The story of 34-year-old aspiring actress Margot, told in the relationships she has had with men who she has seen as the stepping stones to marriage and motherhood. From her first sexual encounter, big romance, messy break-up and all the iterations in between. But what if her story doesn’t end how she has always imagined it would? Perfect for fans of Dolly Alderton, Monica Heisey and Daisy Buchanan. Denise

James by Percival Everett — Pre-order for delivery on 11th April

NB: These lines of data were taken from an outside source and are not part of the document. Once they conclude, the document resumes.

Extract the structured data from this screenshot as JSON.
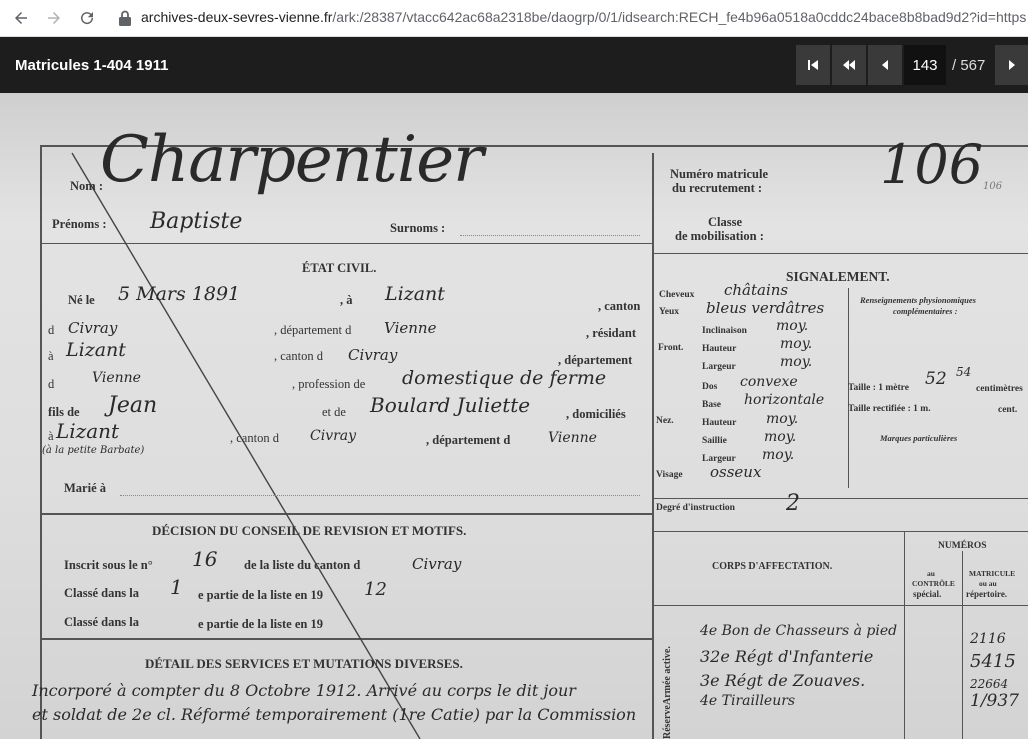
{
  "browser": {
    "url_host": "archives-deux-sevres-vienne.fr",
    "url_path": "/ark:/28387/vtacc642ac68a2318be/daogrp/0/1/idsearch:RECH_fe4b96a0518a0cddc24bace8b8bad9d2?id=https%..."
  },
  "viewer": {
    "title": "Matricules 1-404 1911",
    "current_page": "143",
    "total_pages": "/ 567"
  },
  "doc": {
    "nom_label": "Nom :",
    "nom_value": "Charpentier",
    "prenoms_label": "Prénoms :",
    "prenoms_value": "Baptiste",
    "surnoms_label": "Surnoms :",
    "numero_label_1": "Numéro matricule",
    "numero_label_2": "du recrutement :",
    "numero_value": "106",
    "numero_small": "106",
    "classe_label_1": "Classe",
    "classe_label_2": "de mobilisation :",
    "etat_civil": "ÉTAT CIVIL.",
    "ne_le": "Né le",
    "ne_le_value": "5 Mars 1891",
    "a_label": ", à",
    "a_value": "Lizant",
    "canton": ", canton",
    "d1": "d",
    "d1_value": "Civray",
    "dept_d": ", département d",
    "dept_value": "Vienne",
    "resident": ", résidant",
    "a2": "à",
    "a2_value": "Lizant",
    "canton_d": ", canton d",
    "canton_value": "Civray",
    "departement": ", département",
    "d2": "d",
    "d2_value": "Vienne",
    "profession_label": ", profession de",
    "profession_value": "domestique de ferme",
    "fils_de": "fils de",
    "pere_value": "Jean",
    "et_de": "et de",
    "mere_value": "Boulard Juliette",
    "domicilies": ", domiciliés",
    "a3": "à",
    "a3_value": "Lizant",
    "a3_note": "(à la petite Barbate)",
    "canton_d2": ", canton d",
    "canton2_value": "Civray",
    "dept_d2": ", département d",
    "dept2_value": "Vienne",
    "marie": "Marié à",
    "signalement": "SIGNALEMENT.",
    "cheveux": "Cheveux",
    "cheveux_value": "châtains",
    "yeux": "Yeux",
    "yeux_value": "bleus verdâtres",
    "front": "Front.",
    "inclinaison": "Inclinaison",
    "inclinaison_value": "moy.",
    "hauteur": "Hauteur",
    "hauteur_value": "moy.",
    "largeur": "Largeur",
    "largeur_value": "moy.",
    "nez": "Nez.",
    "dos": "Dos",
    "dos_value": "convexe",
    "base": "Base",
    "base_value": "horizontale",
    "nez_hauteur": "Hauteur",
    "nez_hauteur_value": "moy.",
    "saillie": "Saillie",
    "saillie_value": "moy.",
    "nez_largeur": "Largeur",
    "nez_largeur_value": "moy.",
    "visage": "Visage",
    "visage_value": "osseux",
    "renseignements_1": "Renseignements physionomiques",
    "renseignements_2": "complémentaires :",
    "taille_label": "Taille : 1 mètre",
    "taille_value": "52",
    "taille_cm": "54",
    "centimetres": "centimètres",
    "taille_rectifiee": "Taille rectifiée : 1 m.",
    "cent": "cent.",
    "marques": "Marques particulières",
    "degre_label": "Degré d'instruction",
    "degre_value": "2",
    "decision_title": "DÉCISION DU CONSEIL DE REVISION ET MOTIFS.",
    "inscrit_label": "Inscrit sous le n°",
    "inscrit_value": "16",
    "liste_canton": "de la liste du canton d",
    "liste_canton_value": "Civray",
    "classe_dans_la": "Classé dans la",
    "classe1_value": "1",
    "partie_liste": "e partie de la liste en 19",
    "classe1_year": "12",
    "classe_dans_la2": "Classé dans la",
    "partie_liste2": "e partie de la liste en 19",
    "corps_affectation": "CORPS D'AFFECTATION.",
    "numeros": "NUMÉROS",
    "au_controle_1": "au",
    "au_controle_2": "CONTRÔLE",
    "au_controle_3": "spécial.",
    "matricule_1": "MATRICULE",
    "matricule_2": "ou au",
    "matricule_3": "répertoire.",
    "armee_active": "Armée active.",
    "reserve": "Réserve",
    "corps_1": "4e Bon de Chasseurs à pied",
    "corps_2": "32e Régt d'Infanterie",
    "corps_3": "3e Régt de Zouaves.",
    "corps_4": "4e Tirailleurs",
    "num_1": "2116",
    "num_2": "5415",
    "num_3": "22664",
    "num_4": "1/937",
    "detail_title": "DÉTAIL DES SERVICES ET MUTATIONS DIVERSES.",
    "detail_line1": "Incorporé à compter du 8 Octobre 1912. Arrivé au corps le dit jour",
    "detail_line2": "et soldat de 2e cl. Réformé temporairement (1re Catie) par la Commission"
  }
}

James is a retelling of The Adventures of Huckleberry Finn from the perspective of Jim, an enslaved man who runs away to avoid being sold away from his family. The subject matter is heavy; however, it’s written in a way that’s approachable and even fast-paced. In addition to exploring racism and human cruelty, Everett focuses on language and the power of being able to tell one’s own story. Darby

Anomaly by Andrej Nikolaidis — Pre-order for delivery on 16th April

An apocalypse on New Year’s Day ravages the Earth. The book unfolds through a series of stories about odd people that interconnect and overlap. Curiously narrated and written like a piece of music. Rory 

You Are Here by David Nicholls — Pre-order for delivery on 23rd April

Vintage Nicholls. Funny, bittersweet, ever so human. Two lonely thirtysomethings are reluctantly persuaded by a mutual friend to join a group walk. The group soon dwindles and the two are left alone… Very nicely done. I read it on holiday recently and it had me chuckling at the breakfast table (“Do you get the sublime in London?”/“You do, but only in certain postcodes.”) and planning a long-distance walk from the safety of my sun lounger. Tom